• _Required work_
Write each line out exactly, from the one containing "Transcribe this image's" through the final line of the data, and keep pictures out of the copy.

• _Data provided_

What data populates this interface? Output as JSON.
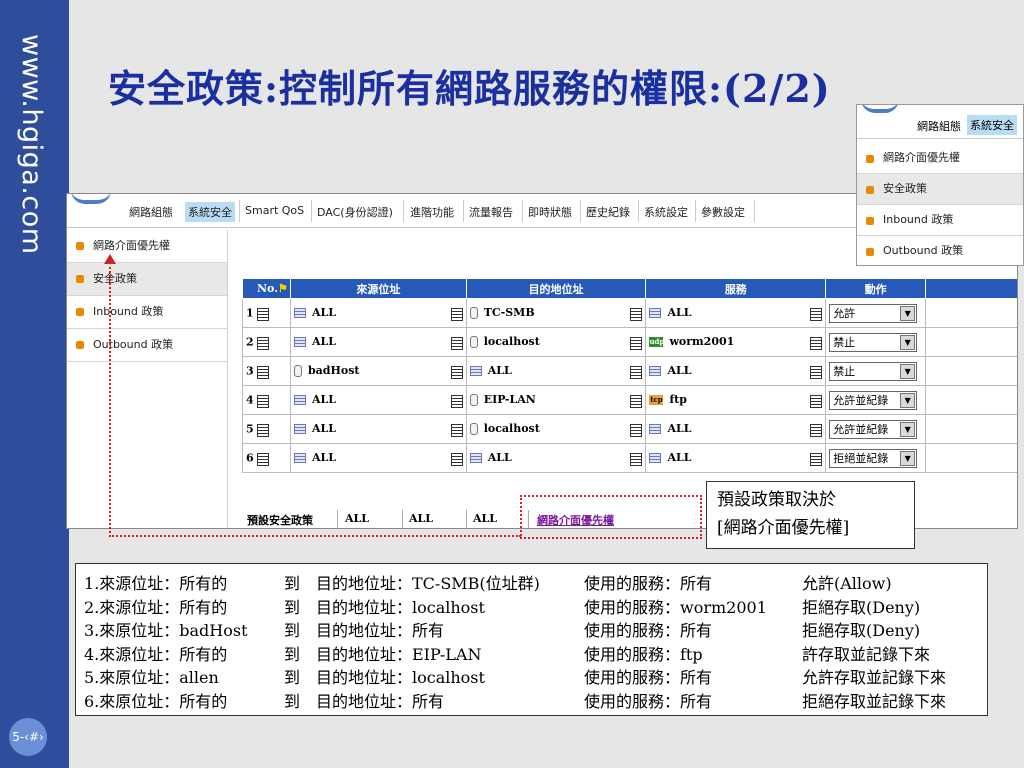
{
  "sideband": {
    "url": "www.hgiga.com",
    "page_number": "5-‹#›"
  },
  "title": "安全政策:控制所有網路服務的權限:(2/2)",
  "main_shot": {
    "nav": [
      "網路組態",
      "系統安全",
      "Smart QoS",
      "DAC(身份認證)",
      "進階功能",
      "流量報告",
      "即時狀態",
      "歷史紀錄",
      "系統設定",
      "參數設定"
    ],
    "nav_active": "系統安全",
    "side_menu": [
      "網路介面優先權",
      "安全政策",
      "Inbound 政策",
      "Outbound 政策"
    ],
    "side_selected": "安全政策",
    "table": {
      "headers": [
        "No.",
        "來源位址",
        "目的地位址",
        "服務",
        "動作"
      ],
      "rows": [
        {
          "no": "1",
          "src": "ALL",
          "src_icon": "list-icon",
          "dst": "TC-SMB",
          "dst_icon": "host-icon",
          "svc": "ALL",
          "svc_icon": "list-icon",
          "action": "允許"
        },
        {
          "no": "2",
          "src": "ALL",
          "src_icon": "list-icon",
          "dst": "localhost",
          "dst_icon": "host-icon",
          "svc": "worm2001",
          "svc_icon": "udp-icon",
          "action": "禁止"
        },
        {
          "no": "3",
          "src": "badHost",
          "src_icon": "host-icon",
          "dst": "ALL",
          "dst_icon": "list-icon",
          "svc": "ALL",
          "svc_icon": "list-icon",
          "action": "禁止"
        },
        {
          "no": "4",
          "src": "ALL",
          "src_icon": "list-icon",
          "dst": "EIP-LAN",
          "dst_icon": "host-icon",
          "svc": "ftp",
          "svc_icon": "tcp-icon",
          "action": "允許並紀錄"
        },
        {
          "no": "5",
          "src": "ALL",
          "src_icon": "list-icon",
          "dst": "localhost",
          "dst_icon": "host-icon",
          "svc": "ALL",
          "svc_icon": "list-icon",
          "action": "允許並紀錄"
        },
        {
          "no": "6",
          "src": "ALL",
          "src_icon": "list-icon",
          "dst": "ALL",
          "dst_icon": "list-icon",
          "svc": "ALL",
          "svc_icon": "list-icon",
          "action": "拒絕並紀錄"
        }
      ],
      "icon_labels": {
        "udp": "udp",
        "tcp": "tcp"
      }
    },
    "default_policy": {
      "label": "預設安全政策",
      "v1": "ALL",
      "v2": "ALL",
      "v3": "ALL",
      "link": "網路介面優先權"
    }
  },
  "sub_shot": {
    "nav": [
      "網路組態",
      "系統安全"
    ],
    "menu": [
      "網路介面優先權",
      "安全政策",
      "Inbound 政策",
      "Outbound 政策"
    ],
    "selected": "安全政策"
  },
  "callout": {
    "line1": "預設政策取決於",
    "line2": "[網路介面優先權]"
  },
  "notes": [
    [
      "1.來源位址：所有的",
      "到",
      "目的地位址：TC-SMB(位址群)",
      "使用的服務：所有",
      "允許(Allow)"
    ],
    [
      "2.來源位址：所有的",
      "到",
      "目的地位址：localhost",
      "使用的服務：worm2001",
      "拒絕存取(Deny)"
    ],
    [
      "3.來原位址：badHost",
      "到",
      "目的地位址：所有",
      "使用的服務：所有",
      "拒絕存取(Deny)"
    ],
    [
      "4.來源位址：所有的",
      "到",
      "目的地位址：EIP-LAN",
      "使用的服務：ftp",
      "許存取並記錄下來"
    ],
    [
      "5.來原位址：allen",
      "到",
      "目的地位址：localhost",
      "使用的服務：所有",
      "允許存取並記錄下來"
    ],
    [
      "6.來原位址：所有的",
      "到",
      "目的地位址：所有",
      "使用的服務：所有",
      "拒絕存取並記錄下來"
    ]
  ],
  "colors": {
    "sideband": "#2e4d9b",
    "title": "#1a2fa0",
    "table_header": "#2659b8",
    "accent_red": "#d62020",
    "nav_active": "#b8dcf3"
  }
}
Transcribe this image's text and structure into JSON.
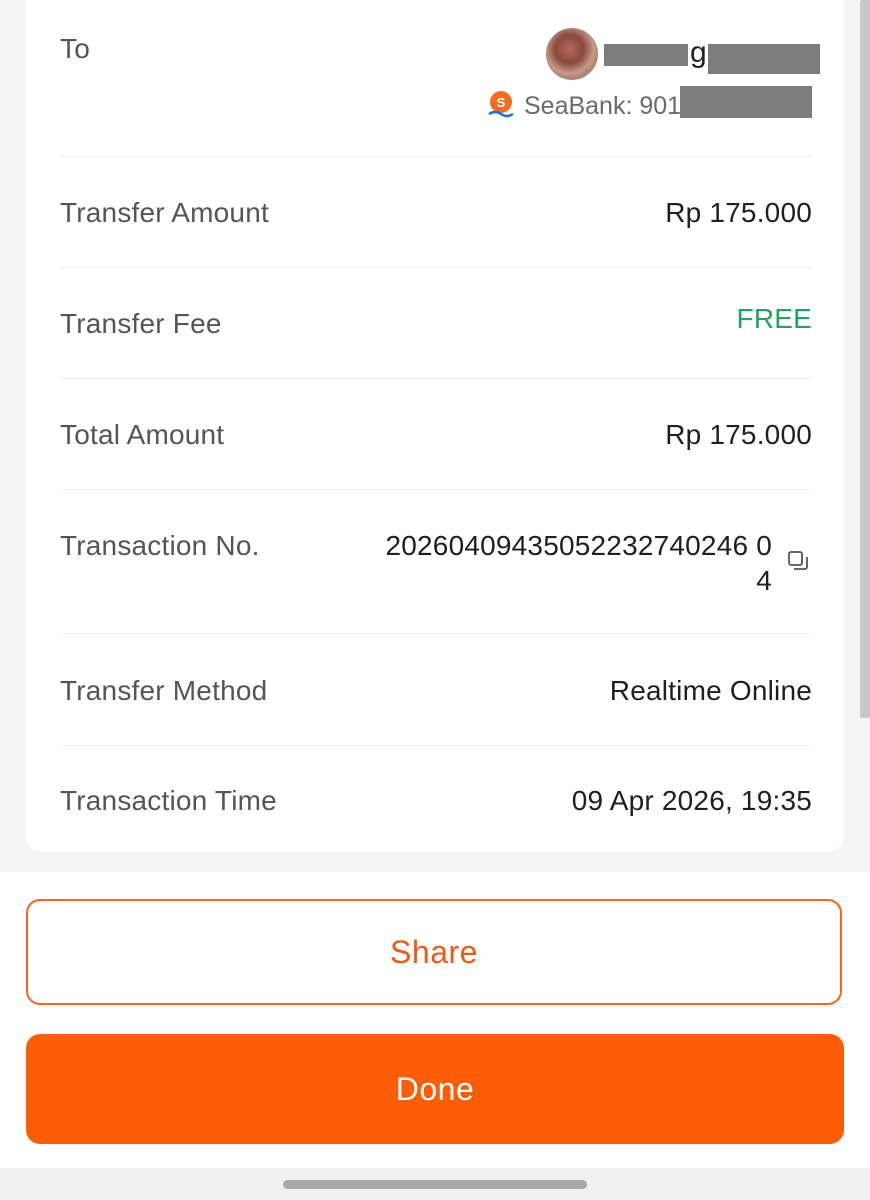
{
  "recipient": {
    "label": "To",
    "name_fragment": "g",
    "bank_prefix": "SeaBank: 901"
  },
  "rows": {
    "transfer_amount": {
      "label": "Transfer Amount",
      "value": "Rp 175.000"
    },
    "transfer_fee": {
      "label": "Transfer Fee",
      "value": "FREE"
    },
    "total_amount": {
      "label": "Total Amount",
      "value": "Rp 175.000"
    },
    "transaction_no": {
      "label": "Transaction No.",
      "value_line1": "20260409435052232740246 0",
      "value_line2": "4"
    },
    "transfer_method": {
      "label": "Transfer Method",
      "value": "Realtime Online"
    },
    "transaction_time": {
      "label": "Transaction Time",
      "value": "09 Apr 2026, 19:35"
    }
  },
  "actions": {
    "share_label": "Share",
    "done_label": "Done"
  },
  "colors": {
    "accent": "#fc5d06",
    "free": "#1fa463"
  },
  "icons": {
    "bank": "seabank-logo-icon",
    "copy": "copy-icon"
  }
}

• _Exercise output_
Transcribe this image's text and structure into JSON.
{
  "recipient": {
    "label": "To",
    "name_fragment": "g",
    "bank_prefix": "SeaBank: 901"
  },
  "rows": {
    "transfer_amount": {
      "label": "Transfer Amount",
      "value": "Rp 175.000"
    },
    "transfer_fee": {
      "label": "Transfer Fee",
      "value": "FREE"
    },
    "total_amount": {
      "label": "Total Amount",
      "value": "Rp 175.000"
    },
    "transaction_no": {
      "label": "Transaction No.",
      "value_line1": "20260409435052232740246 0",
      "value_line2": "4"
    },
    "transfer_method": {
      "label": "Transfer Method",
      "value": "Realtime Online"
    },
    "transaction_time": {
      "label": "Transaction Time",
      "value": "09 Apr 2026, 19:35"
    }
  },
  "actions": {
    "share_label": "Share",
    "done_label": "Done"
  },
  "colors": {
    "accent": "#fc5d06",
    "free": "#1fa463"
  },
  "icons": {
    "bank": "seabank-logo-icon",
    "copy": "copy-icon"
  }
}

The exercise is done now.